Data supplied:
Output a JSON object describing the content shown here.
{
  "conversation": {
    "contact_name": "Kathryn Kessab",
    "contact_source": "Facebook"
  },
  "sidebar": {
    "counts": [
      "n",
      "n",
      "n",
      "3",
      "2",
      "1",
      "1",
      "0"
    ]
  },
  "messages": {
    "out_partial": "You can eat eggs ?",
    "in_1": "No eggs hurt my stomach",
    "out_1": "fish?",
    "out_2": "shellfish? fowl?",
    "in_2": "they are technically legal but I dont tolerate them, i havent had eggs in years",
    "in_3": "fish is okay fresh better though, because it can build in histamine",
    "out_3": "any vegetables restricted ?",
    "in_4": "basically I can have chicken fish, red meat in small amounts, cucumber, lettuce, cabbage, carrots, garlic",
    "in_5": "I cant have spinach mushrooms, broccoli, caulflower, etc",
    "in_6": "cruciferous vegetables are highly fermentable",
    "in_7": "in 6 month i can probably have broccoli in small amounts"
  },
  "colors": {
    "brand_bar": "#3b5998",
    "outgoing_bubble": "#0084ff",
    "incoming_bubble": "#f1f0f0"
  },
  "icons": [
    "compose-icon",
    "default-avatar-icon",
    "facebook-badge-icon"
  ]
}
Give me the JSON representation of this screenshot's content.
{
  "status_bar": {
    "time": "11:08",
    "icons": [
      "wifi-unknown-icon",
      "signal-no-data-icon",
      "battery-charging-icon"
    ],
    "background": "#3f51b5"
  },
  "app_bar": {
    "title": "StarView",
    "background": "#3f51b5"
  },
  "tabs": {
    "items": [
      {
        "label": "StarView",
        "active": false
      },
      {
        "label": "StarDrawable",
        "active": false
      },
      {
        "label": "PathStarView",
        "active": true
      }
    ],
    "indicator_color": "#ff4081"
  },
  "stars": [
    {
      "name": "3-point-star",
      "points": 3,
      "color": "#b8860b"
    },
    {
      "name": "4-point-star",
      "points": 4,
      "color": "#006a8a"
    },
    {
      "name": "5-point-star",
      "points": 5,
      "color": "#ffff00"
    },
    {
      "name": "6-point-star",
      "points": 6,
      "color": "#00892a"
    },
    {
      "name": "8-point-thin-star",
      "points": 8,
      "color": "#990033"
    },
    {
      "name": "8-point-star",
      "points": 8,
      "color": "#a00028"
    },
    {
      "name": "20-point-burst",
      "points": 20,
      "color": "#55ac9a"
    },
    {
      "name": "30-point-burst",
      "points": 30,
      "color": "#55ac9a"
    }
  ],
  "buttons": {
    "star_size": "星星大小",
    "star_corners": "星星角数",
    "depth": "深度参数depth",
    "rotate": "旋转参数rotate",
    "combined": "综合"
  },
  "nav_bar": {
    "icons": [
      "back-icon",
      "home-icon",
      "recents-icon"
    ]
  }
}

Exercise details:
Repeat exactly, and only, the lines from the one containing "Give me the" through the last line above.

Answer box:
Give me the JSON representation of this screenshot's content.
{
  "status_bar": {
    "time": "11:08",
    "icons": [
      "wifi-unknown-icon",
      "signal-no-data-icon",
      "battery-charging-icon"
    ],
    "background": "#3f51b5"
  },
  "app_bar": {
    "title": "StarView",
    "background": "#3f51b5"
  },
  "tabs": {
    "items": [
      {
        "label": "StarView",
        "active": false
      },
      {
        "label": "StarDrawable",
        "active": false
      },
      {
        "label": "PathStarView",
        "active": true
      }
    ],
    "indicator_color": "#ff4081"
  },
  "stars": [
    {
      "name": "3-point-star",
      "points": 3,
      "color": "#b8860b"
    },
    {
      "name": "4-point-star",
      "points": 4,
      "color": "#006a8a"
    },
    {
      "name": "5-point-star",
      "points": 5,
      "color": "#ffff00"
    },
    {
      "name": "6-point-star",
      "points": 6,
      "color": "#00892a"
    },
    {
      "name": "8-point-thin-star",
      "points": 8,
      "color": "#990033"
    },
    {
      "name": "8-point-star",
      "points": 8,
      "color": "#a00028"
    },
    {
      "name": "20-point-burst",
      "points": 20,
      "color": "#55ac9a"
    },
    {
      "name": "30-point-burst",
      "points": 30,
      "color": "#55ac9a"
    }
  ],
  "buttons": {
    "star_size": "星星大小",
    "star_corners": "星星角数",
    "depth": "深度参数depth",
    "rotate": "旋转参数rotate",
    "combined": "综合"
  },
  "nav_bar": {
    "icons": [
      "back-icon",
      "home-icon",
      "recents-icon"
    ]
  }
}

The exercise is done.